Given records section start

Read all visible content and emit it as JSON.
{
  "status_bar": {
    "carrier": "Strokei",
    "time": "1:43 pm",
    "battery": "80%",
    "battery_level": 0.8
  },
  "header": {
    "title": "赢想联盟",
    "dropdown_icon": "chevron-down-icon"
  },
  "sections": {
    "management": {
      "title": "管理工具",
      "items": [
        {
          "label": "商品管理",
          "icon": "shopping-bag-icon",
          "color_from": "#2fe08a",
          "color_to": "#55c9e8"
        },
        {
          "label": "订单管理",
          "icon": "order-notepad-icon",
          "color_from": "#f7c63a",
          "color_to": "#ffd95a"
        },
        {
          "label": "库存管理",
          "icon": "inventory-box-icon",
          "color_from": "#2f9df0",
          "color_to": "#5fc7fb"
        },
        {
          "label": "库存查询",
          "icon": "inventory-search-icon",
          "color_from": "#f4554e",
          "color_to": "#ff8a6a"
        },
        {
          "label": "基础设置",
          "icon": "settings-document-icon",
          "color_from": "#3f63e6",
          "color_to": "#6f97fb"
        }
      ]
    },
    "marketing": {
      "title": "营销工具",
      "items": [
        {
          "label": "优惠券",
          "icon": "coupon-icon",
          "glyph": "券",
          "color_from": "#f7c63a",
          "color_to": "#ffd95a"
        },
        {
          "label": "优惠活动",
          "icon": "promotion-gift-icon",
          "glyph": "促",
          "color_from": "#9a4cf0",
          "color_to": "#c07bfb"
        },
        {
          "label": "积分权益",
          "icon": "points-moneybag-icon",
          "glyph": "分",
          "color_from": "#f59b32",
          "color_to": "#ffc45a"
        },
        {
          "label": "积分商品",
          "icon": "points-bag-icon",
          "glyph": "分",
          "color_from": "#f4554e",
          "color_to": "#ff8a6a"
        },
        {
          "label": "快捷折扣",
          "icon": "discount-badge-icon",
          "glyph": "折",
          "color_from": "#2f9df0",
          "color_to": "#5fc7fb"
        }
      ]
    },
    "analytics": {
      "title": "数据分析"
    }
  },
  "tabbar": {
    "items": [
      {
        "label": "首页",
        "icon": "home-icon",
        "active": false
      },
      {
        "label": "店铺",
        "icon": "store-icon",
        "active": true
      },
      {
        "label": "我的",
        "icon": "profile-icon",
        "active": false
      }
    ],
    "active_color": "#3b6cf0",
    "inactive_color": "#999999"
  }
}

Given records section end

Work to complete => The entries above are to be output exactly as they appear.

Expected output =>
Read all visible content and emit it as JSON.
{
  "status_bar": {
    "carrier": "Strokei",
    "time": "1:43 pm",
    "battery": "80%",
    "battery_level": 0.8
  },
  "header": {
    "title": "赢想联盟",
    "dropdown_icon": "chevron-down-icon"
  },
  "sections": {
    "management": {
      "title": "管理工具",
      "items": [
        {
          "label": "商品管理",
          "icon": "shopping-bag-icon",
          "color_from": "#2fe08a",
          "color_to": "#55c9e8"
        },
        {
          "label": "订单管理",
          "icon": "order-notepad-icon",
          "color_from": "#f7c63a",
          "color_to": "#ffd95a"
        },
        {
          "label": "库存管理",
          "icon": "inventory-box-icon",
          "color_from": "#2f9df0",
          "color_to": "#5fc7fb"
        },
        {
          "label": "库存查询",
          "icon": "inventory-search-icon",
          "color_from": "#f4554e",
          "color_to": "#ff8a6a"
        },
        {
          "label": "基础设置",
          "icon": "settings-document-icon",
          "color_from": "#3f63e6",
          "color_to": "#6f97fb"
        }
      ]
    },
    "marketing": {
      "title": "营销工具",
      "items": [
        {
          "label": "优惠券",
          "icon": "coupon-icon",
          "glyph": "券",
          "color_from": "#f7c63a",
          "color_to": "#ffd95a"
        },
        {
          "label": "优惠活动",
          "icon": "promotion-gift-icon",
          "glyph": "促",
          "color_from": "#9a4cf0",
          "color_to": "#c07bfb"
        },
        {
          "label": "积分权益",
          "icon": "points-moneybag-icon",
          "glyph": "分",
          "color_from": "#f59b32",
          "color_to": "#ffc45a"
        },
        {
          "label": "积分商品",
          "icon": "points-bag-icon",
          "glyph": "分",
          "color_from": "#f4554e",
          "color_to": "#ff8a6a"
        },
        {
          "label": "快捷折扣",
          "icon": "discount-badge-icon",
          "glyph": "折",
          "color_from": "#2f9df0",
          "color_to": "#5fc7fb"
        }
      ]
    },
    "analytics": {
      "title": "数据分析"
    }
  },
  "tabbar": {
    "items": [
      {
        "label": "首页",
        "icon": "home-icon",
        "active": false
      },
      {
        "label": "店铺",
        "icon": "store-icon",
        "active": true
      },
      {
        "label": "我的",
        "icon": "profile-icon",
        "active": false
      }
    ],
    "active_color": "#3b6cf0",
    "inactive_color": "#999999"
  }
}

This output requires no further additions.